I will forego an introduction to who Fugazi are and what they have accomplished in their eighteen year-long career. If you don’t know them, you should. If you are interested in learning, a quick search on Google should provide you with more than enough information. I’ll leave it at that.
Red Medicine is an album of transition. This is a band finding that they have grown as much as they possibly could inside of one genre and begin to wander outside of it into the stormier waters of experimental noise while simultaneously attacking the multi-headed beast known as pop. The grandfathers of post-hardcore are starting to get a bit older here and the lyrics and musicianship show that they are beginning to feel the effects. From the noisy intro of “Do You Like Me?” to the slowly unraveling guitar work at the end of “Long Distance Runner,” this is Fugazi trying to bridge the gap between hardcore and just about every other kind of rock music. They largely succeed.

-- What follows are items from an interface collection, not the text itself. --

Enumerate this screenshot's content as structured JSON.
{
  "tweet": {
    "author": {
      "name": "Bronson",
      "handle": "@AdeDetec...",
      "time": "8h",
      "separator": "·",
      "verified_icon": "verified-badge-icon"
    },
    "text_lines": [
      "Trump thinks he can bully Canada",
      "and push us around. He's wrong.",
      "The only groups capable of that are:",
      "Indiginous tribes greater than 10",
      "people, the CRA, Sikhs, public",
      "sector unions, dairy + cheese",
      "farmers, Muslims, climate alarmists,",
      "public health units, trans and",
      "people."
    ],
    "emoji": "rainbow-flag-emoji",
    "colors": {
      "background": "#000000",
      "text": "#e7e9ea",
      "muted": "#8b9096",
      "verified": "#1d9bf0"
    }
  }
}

The musicianship on display here is absolutely phenomenal. Guy and Ian show that they are just as proficient with more subdued guitar playing as they are with the recklessly noisy kind. Joe’s bass gives almost every song a groove that you just can’t help but move to. Brendan’s drumming continues to be a work of precision art, never succumbing to the temptation to abandon rhythm for flash. All of this is topped by some of the band's most interesting lyrics. Part stream of conciousness, part political rant, lines like "Your eyes / like crashing jets / fixed in stained glass / but not religious" (“Do You Like Me?”), and, "It’s cold outside and my hands are dry / skin is cracked and I realize / that I hate the sound of guitars / a thousand grudging young millionaires" ("Target") are always delivered with passion and style to spare. Guy’s sometimes creepy, sometimes vaguely effiminate singing is the perfect counter to Ian’s gruffer talking and shouting. Bassist Joe Lally even steps up to the mic for the excellent “By You."
The only faults I can really find with this album are the sequencing and the song “Version.” I’m sure this track was very fun to record, but it is not very fun to listen to after the first time. I almost always skip it. The song is just three-and-a-half minutes of noise punctuated by violent blasts of what sounds like a saxophone. The sequencing also puts all the aggressive tracks at the beginning and end, leaving all the more ambient pieces in the middle. These are only small qualms with a particularly intriguing album though. Red Medicine has a lot to offer. The entire album is pervaded with a sense of uncertainty, and on some songs, such as “Forensic Scene” and “By You,” it even gets a bit creepy. When all is said and done, this is one of my favorite Fugazi albums and I highly recommend it.